The former Louisville QB played in a pro-style offense and can make throws at various distances downfield with excellent accuracy, which was lacking in previous Jaguars quarerbacks. His quick release and mobility should make him an ideal quarterback for Jacksonville.
At the start of free agency, the Jaguars signed Vikings running back Toby Gerhardt to a three-year, $10.5 million contract with $4.5 million guaranteed. The 26-year-old Stanford graduate will likely become the feature back in the Jaguars offense if Maurice Jones-Drew cannot be resigned.
Jacksonville also signed Broncos guard Zane Beadles to secure the interior of their offensive line, which struggled in both run and pass blocking last season. Beadles and the Jaguars agreed to a five-year, $30 million contract ($13 million guaranteed).
The next step moving forward will be May 8 for the start of the 2014 NFL Draft.
Kristopher Rogers is a junior majoring in broadcast journalism. To contact him, email firstname.lastname@example.org.
About the Contributors
Junior / Broadcast Journalist
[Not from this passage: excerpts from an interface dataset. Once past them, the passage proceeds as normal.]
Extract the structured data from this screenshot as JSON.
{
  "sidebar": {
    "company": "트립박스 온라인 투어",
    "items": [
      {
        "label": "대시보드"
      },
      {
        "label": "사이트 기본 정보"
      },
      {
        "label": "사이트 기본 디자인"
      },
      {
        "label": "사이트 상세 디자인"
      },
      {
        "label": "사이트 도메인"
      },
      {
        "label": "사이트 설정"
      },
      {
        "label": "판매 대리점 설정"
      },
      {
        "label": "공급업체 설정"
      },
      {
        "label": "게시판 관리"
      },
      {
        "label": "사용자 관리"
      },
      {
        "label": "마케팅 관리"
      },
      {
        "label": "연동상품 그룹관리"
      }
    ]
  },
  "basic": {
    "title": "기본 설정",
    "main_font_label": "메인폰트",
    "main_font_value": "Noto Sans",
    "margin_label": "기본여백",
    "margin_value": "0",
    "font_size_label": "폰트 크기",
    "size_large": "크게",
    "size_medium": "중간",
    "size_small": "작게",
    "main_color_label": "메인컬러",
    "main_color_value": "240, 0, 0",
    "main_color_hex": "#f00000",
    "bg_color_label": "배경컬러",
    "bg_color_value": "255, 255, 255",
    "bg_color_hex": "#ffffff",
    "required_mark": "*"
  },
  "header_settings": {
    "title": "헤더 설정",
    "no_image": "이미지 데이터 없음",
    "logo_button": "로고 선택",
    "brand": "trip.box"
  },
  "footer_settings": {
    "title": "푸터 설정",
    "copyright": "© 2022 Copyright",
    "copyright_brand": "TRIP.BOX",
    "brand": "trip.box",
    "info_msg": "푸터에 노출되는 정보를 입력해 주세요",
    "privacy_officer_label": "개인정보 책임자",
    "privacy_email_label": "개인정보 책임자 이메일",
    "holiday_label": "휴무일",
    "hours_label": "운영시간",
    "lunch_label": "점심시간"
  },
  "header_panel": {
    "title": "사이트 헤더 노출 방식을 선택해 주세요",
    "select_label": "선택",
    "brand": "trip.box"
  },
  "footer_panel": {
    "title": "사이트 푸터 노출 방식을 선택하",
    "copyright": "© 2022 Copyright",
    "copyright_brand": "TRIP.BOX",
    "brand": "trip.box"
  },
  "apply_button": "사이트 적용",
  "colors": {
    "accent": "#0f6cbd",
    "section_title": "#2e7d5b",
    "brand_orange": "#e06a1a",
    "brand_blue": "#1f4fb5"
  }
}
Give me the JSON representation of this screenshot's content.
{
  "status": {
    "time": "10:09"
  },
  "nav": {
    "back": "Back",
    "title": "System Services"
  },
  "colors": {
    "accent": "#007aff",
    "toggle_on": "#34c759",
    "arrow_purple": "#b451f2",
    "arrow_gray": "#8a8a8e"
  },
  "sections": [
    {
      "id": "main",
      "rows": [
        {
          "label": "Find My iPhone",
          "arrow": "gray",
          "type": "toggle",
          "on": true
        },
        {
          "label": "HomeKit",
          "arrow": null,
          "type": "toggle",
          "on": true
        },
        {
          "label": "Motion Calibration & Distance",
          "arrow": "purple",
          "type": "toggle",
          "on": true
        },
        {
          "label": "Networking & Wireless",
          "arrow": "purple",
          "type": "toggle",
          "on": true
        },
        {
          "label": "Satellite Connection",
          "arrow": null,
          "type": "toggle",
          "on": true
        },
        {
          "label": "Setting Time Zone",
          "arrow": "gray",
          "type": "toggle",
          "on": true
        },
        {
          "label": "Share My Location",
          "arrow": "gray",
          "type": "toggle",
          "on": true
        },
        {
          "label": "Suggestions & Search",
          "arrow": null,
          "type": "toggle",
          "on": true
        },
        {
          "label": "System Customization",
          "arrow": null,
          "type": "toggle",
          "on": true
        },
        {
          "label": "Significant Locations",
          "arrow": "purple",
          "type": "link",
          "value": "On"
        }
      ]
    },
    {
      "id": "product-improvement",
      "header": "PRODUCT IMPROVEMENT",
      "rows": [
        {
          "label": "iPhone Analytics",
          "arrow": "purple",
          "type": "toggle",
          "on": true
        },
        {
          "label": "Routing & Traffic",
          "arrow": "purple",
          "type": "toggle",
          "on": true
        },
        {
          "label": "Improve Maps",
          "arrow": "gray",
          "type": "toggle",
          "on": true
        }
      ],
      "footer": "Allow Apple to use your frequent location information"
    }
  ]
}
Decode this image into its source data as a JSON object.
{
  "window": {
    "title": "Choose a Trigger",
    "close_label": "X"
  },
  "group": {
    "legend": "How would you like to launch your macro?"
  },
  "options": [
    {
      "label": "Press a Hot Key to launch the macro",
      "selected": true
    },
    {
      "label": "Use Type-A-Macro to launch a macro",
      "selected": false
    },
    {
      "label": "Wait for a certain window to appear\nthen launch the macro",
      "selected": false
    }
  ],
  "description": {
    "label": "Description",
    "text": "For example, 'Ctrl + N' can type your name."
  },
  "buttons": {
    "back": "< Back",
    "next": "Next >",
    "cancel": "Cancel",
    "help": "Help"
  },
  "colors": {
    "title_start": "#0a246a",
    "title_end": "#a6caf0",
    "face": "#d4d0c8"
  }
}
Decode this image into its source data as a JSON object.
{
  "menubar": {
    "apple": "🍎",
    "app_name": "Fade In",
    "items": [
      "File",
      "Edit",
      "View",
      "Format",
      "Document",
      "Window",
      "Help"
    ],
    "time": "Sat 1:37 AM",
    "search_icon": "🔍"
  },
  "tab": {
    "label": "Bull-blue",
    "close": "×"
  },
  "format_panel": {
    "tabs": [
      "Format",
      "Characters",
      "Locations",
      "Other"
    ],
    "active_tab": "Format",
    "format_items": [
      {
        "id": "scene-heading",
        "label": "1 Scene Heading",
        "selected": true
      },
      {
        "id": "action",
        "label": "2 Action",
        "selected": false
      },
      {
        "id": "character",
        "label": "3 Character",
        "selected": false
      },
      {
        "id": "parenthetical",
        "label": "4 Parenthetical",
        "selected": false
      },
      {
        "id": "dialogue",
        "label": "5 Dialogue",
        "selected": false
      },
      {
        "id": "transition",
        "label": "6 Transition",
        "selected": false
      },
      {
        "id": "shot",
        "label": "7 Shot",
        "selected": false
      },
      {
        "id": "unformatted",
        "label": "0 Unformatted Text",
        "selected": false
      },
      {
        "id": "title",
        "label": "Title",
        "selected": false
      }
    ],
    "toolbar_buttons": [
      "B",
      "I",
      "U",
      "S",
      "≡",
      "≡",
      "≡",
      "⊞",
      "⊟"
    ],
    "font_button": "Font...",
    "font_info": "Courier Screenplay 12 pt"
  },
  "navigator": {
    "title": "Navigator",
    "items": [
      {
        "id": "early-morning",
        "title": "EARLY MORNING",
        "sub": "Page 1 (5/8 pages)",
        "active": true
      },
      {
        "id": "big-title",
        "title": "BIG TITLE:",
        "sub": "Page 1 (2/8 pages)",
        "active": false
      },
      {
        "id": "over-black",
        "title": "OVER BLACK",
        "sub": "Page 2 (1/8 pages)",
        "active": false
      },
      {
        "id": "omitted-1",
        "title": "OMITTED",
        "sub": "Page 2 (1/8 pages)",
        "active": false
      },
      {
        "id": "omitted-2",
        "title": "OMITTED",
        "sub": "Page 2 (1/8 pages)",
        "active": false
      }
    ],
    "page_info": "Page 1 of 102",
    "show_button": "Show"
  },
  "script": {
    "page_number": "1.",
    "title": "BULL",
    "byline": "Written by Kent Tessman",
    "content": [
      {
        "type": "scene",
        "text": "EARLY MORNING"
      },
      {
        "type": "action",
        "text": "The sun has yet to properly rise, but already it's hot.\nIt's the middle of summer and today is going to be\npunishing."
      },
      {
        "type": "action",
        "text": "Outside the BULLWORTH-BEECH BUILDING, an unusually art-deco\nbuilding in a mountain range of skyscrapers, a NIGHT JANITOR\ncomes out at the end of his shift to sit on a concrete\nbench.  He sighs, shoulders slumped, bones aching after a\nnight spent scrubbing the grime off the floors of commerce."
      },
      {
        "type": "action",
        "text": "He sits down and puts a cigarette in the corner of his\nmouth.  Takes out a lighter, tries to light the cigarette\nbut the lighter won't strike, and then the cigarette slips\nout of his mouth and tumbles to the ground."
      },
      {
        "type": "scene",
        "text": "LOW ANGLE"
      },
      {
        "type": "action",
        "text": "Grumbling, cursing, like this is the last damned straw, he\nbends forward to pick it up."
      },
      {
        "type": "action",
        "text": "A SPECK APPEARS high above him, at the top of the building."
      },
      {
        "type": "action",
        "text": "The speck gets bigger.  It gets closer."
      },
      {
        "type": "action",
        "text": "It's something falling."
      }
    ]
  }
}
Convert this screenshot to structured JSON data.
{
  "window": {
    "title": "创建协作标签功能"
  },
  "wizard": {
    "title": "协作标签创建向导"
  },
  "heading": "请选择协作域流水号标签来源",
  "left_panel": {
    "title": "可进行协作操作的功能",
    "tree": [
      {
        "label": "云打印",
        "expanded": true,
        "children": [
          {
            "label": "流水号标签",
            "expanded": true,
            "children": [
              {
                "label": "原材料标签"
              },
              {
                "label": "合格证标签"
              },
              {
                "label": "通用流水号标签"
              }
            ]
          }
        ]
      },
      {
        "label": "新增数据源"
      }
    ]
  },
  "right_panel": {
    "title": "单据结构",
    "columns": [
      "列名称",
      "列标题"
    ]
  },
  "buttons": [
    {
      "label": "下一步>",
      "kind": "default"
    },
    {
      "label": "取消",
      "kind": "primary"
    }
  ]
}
Born and raised outside of Scranton Pennsylvania, Kristopher Rogers was exposed to both the New York and Philadelphia sports markets. As he grew, so did his love for sports, leading to his dream of becoming a sports analyst. Hoping to one day work for a national sports network, he dreams of being the next John Clayton or Bob Costas. Kristopher is currently an analyst for ComRadio’s work covering the NFL Draft, and the cohost of the NFL talk show Two Point Stance.